Book Image

Practical Business Intelligence

By : Ahmed Sherif
Book Image

Practical Business Intelligence

By: Ahmed Sherif

Overview of this book

Business Intelligence (BI) is at the crux of revolutionizing enterprise. Everyone wants to minimize losses and maximize profits. Thanks to Big Data and improved methodologies to analyze data, Data Analysts and Data Scientists are increasingly using data to make informed decisions. Just knowing how to analyze data is not enough, you need to start thinking how to use data as a business asset and then perform the right analysis to build an insightful BI solution. Efficient BI strives to achieve the automation of data for ease of reporting and analysis. Through this book, you will develop the ability to think along the right lines and use more than one tool to perform analysis depending on the needs of your business. We start off by preparing you for data analytics. We then move on to teach you a range of techniques to fetch important information from various databases, which can be used to optimize your business. The book aims to provide a full end-to-end solution for an environment setup that can help you make informed business decisions and deliver efficient and automated BI solutions to any company. It is a complete guide for implementing Business intelligence with the help of the most powerful tools like D3.js, R, Tableau, Qlikview and Python that are available on the market.
Table of Contents (16 chapters)
Practical Business Intelligence
About the Author
About the Reviewer
Customer Feedback
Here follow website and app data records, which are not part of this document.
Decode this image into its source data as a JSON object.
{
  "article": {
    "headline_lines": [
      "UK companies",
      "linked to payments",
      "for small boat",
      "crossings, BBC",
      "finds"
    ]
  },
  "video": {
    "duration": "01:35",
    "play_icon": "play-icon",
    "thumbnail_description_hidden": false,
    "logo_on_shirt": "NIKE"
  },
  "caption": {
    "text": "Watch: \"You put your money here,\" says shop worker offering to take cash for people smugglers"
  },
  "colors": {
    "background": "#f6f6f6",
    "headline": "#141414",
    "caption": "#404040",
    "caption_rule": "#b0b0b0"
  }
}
Chapter 3. Analysis with Excel and Creating Interactive Maps and Charts with Power BI

Microsoft Excel is known by many in the field as the grandfather of business intelligence. This may very well be due to the fact that your grandfather was a member of the first generation of analysts to use Excel. All kidding aside, for many years within the corporate world, Excel was the primary tool used to analyze data from a data warehouse as well as to build reports. This is due to many reasons but primarily due to the fact that almost all companies have licenses with Microsoft and so analysts, developers, and managers can conveniently access Excel's capabilities with minimal effort. Specifically, it is difficult to imagine a finance department not leveraging some form of reporting with Excel.

In the last 20 years there has been a conscious effort to push users away from establishing a BI platform built on top of Excel and instead to move towards other tools, which will be discussed in more detail later...